PROVIDED DATA:
* * *

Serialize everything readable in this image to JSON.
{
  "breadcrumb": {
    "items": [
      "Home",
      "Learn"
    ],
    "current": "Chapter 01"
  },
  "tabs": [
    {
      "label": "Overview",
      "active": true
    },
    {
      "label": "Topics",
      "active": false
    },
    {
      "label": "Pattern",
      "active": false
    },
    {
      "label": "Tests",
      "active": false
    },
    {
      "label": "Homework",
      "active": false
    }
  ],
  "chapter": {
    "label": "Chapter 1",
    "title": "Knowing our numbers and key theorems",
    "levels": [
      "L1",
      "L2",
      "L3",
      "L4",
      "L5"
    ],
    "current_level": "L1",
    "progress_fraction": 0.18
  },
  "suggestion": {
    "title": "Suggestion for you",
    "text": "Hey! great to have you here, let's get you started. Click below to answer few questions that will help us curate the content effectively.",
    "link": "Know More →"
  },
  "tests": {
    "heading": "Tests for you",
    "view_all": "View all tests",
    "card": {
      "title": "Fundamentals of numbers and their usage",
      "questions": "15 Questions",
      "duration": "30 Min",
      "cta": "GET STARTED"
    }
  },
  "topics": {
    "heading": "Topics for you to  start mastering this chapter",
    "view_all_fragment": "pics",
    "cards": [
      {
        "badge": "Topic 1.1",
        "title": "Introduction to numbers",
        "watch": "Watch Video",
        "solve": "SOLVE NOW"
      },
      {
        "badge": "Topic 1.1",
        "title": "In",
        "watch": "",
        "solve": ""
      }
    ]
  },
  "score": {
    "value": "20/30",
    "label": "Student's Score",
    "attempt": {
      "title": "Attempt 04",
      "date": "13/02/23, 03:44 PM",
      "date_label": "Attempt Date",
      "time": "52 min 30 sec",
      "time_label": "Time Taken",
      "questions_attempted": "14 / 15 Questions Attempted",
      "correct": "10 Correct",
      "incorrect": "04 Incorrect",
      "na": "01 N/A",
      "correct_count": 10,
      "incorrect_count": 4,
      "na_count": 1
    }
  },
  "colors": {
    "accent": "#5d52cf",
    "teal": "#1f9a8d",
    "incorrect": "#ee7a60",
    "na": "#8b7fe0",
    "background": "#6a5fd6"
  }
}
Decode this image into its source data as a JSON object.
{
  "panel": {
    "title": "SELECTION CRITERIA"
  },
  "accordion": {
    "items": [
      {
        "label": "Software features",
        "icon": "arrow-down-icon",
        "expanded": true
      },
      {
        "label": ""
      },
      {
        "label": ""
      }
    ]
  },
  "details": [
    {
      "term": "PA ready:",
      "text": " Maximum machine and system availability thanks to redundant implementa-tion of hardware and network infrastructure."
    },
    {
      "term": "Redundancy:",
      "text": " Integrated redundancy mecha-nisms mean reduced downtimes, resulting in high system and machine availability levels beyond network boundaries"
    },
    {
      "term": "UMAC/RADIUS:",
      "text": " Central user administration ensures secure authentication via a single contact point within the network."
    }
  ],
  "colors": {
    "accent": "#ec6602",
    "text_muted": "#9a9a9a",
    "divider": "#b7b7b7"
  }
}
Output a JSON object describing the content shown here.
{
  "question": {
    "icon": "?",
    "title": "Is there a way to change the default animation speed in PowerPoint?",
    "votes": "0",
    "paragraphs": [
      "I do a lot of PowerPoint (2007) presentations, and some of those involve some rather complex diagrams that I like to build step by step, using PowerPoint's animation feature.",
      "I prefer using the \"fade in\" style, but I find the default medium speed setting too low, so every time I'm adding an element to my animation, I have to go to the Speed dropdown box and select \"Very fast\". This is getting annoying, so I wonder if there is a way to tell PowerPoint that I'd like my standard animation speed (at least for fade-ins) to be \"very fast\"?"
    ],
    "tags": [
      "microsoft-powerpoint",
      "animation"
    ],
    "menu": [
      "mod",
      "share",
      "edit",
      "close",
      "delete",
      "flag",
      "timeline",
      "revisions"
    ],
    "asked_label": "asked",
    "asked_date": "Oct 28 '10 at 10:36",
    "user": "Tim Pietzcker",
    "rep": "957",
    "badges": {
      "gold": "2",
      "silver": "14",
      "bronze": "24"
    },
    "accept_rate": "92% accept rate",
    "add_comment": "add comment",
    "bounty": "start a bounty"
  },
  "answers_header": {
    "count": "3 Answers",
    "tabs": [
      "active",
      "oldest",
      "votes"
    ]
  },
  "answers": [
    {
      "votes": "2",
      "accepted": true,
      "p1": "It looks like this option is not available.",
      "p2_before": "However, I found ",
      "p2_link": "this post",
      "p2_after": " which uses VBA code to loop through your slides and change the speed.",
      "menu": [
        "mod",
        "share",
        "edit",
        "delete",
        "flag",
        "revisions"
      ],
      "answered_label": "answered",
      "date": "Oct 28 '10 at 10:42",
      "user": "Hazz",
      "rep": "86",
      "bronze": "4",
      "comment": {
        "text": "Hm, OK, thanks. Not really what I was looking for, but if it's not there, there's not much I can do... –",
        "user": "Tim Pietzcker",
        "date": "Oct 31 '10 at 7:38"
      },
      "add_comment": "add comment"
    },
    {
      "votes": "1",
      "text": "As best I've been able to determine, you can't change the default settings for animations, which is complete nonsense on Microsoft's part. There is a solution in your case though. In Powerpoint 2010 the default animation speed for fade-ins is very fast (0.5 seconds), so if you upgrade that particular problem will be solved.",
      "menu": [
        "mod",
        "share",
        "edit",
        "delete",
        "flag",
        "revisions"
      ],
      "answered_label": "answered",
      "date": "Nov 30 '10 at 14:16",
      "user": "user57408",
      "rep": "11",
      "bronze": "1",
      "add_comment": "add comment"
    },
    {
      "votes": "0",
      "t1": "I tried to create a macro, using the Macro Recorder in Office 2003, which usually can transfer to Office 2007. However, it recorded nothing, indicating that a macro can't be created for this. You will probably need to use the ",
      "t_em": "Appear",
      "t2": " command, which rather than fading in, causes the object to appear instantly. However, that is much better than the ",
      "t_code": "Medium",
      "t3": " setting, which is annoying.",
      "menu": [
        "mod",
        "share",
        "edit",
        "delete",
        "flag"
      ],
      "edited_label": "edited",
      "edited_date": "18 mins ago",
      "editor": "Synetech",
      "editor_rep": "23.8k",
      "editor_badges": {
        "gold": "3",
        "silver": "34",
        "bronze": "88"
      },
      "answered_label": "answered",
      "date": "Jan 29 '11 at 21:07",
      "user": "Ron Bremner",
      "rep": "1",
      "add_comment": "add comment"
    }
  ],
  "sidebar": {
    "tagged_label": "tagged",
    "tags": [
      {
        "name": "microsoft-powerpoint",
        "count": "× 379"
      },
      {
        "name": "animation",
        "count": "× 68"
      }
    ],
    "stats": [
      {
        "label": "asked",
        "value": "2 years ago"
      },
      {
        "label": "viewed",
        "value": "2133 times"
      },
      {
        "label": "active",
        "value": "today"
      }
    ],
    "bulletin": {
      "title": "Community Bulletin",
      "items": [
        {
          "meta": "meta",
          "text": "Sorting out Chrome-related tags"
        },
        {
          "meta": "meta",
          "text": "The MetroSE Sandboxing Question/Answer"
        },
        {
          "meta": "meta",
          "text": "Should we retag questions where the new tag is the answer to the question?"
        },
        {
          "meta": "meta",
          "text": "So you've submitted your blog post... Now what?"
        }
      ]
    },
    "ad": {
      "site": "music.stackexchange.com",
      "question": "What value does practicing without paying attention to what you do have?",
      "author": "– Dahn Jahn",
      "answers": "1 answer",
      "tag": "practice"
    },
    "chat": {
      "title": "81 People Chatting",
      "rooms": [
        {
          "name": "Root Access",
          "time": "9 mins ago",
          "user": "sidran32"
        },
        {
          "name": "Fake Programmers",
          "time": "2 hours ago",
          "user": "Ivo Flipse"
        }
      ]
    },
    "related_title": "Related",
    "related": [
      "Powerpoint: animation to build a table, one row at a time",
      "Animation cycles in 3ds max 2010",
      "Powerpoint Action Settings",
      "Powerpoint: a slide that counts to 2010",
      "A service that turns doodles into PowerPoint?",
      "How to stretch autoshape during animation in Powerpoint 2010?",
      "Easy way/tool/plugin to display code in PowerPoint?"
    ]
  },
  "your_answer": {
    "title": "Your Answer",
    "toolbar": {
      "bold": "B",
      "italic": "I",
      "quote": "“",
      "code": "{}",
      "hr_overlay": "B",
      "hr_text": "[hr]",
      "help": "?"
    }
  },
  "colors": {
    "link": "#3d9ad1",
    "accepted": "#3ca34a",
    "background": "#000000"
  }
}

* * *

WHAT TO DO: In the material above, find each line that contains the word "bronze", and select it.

ANSWER AREA:
      "bronze": "24"
      "bronze": "4",
      "bronze": "1",
        "bronze": "88"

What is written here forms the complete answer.